Each record below needs to be written out exactly as it reads.

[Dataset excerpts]
=== Begin Enclosure ===
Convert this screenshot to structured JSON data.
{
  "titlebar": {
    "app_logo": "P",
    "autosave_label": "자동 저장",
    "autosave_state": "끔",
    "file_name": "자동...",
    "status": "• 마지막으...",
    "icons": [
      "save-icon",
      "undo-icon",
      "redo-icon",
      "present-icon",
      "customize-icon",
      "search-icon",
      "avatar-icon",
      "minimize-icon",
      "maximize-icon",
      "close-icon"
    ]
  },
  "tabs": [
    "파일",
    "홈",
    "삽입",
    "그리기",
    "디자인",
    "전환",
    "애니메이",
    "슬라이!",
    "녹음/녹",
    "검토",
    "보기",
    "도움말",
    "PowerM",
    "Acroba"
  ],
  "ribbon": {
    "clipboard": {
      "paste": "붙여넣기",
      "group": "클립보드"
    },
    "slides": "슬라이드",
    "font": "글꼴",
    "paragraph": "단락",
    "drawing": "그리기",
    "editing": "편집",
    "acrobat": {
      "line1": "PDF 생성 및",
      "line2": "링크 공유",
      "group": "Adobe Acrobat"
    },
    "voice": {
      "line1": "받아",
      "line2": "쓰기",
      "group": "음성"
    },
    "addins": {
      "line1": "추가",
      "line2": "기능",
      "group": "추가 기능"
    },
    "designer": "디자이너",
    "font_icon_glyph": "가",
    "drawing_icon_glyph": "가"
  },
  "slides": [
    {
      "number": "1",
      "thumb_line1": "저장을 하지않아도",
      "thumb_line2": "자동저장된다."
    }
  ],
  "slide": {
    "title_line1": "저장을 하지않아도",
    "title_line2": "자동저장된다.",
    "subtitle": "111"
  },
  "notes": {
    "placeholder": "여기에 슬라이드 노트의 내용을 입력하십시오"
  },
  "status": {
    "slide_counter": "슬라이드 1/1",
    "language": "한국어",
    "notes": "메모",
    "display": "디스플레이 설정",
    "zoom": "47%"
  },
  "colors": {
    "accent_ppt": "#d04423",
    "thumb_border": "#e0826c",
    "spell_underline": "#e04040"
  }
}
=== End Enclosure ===
◆ **Result**
Convert this screenshot to structured JSON data.
{
  "titlebar": {
    "app_logo": "P",
    "autosave_label": "자동 저장",
    "autosave_state": "끔",
    "file_name": "자동...",
    "status": "• 마지막으...",
    "icons": [
      "save-icon",
      "undo-icon",
      "redo-icon",
      "present-icon",
      "customize-icon",
      "search-icon",
      "avatar-icon",
      "minimize-icon",
      "maximize-icon",
      "close-icon"
    ]
  },
  "tabs": [
    "파일",
    "홈",
    "삽입",
    "그리기",
    "디자인",
    "전환",
    "애니메이",
    "슬라이!",
    "녹음/녹",
    "검토",
    "보기",
    "도움말",
    "PowerM",
    "Acroba"
  ],
  "ribbon": {
    "clipboard": {
      "paste": "붙여넣기",
      "group": "클립보드"
    },
    "slides": "슬라이드",
    "font": "글꼴",
    "paragraph": "단락",
    "drawing": "그리기",
    "editing": "편집",
    "acrobat": {
      "line1": "PDF 생성 및",
      "line2": "링크 공유",
      "group": "Adobe Acrobat"
    },
    "voice": {
      "line1": "받아",
      "line2": "쓰기",
      "group": "음성"
    },
    "addins": {
      "line1": "추가",
      "line2": "기능",
      "group": "추가 기능"
    },
    "designer": "디자이너",
    "font_icon_glyph": "가",
    "drawing_icon_glyph": "가"
  },
  "slides": [
    {
      "number": "1",
      "thumb_line1": "저장을 하지않아도",
      "thumb_line2": "자동저장된다."
    }
  ],
  "slide": {
    "title_line1": "저장을 하지않아도",
    "title_line2": "자동저장된다.",
    "subtitle": "111"
  },
  "notes": {
    "placeholder": "여기에 슬라이드 노트의 내용을 입력하십시오"
  },
  "status": {
    "slide_counter": "슬라이드 1/1",
    "language": "한국어",
    "notes": "메모",
    "display": "디스플레이 설정",
    "zoom": "47%"
  },
  "colors": {
    "accent_ppt": "#d04423",
    "thumb_border": "#e0826c",
    "spell_underline": "#e04040"
  }
}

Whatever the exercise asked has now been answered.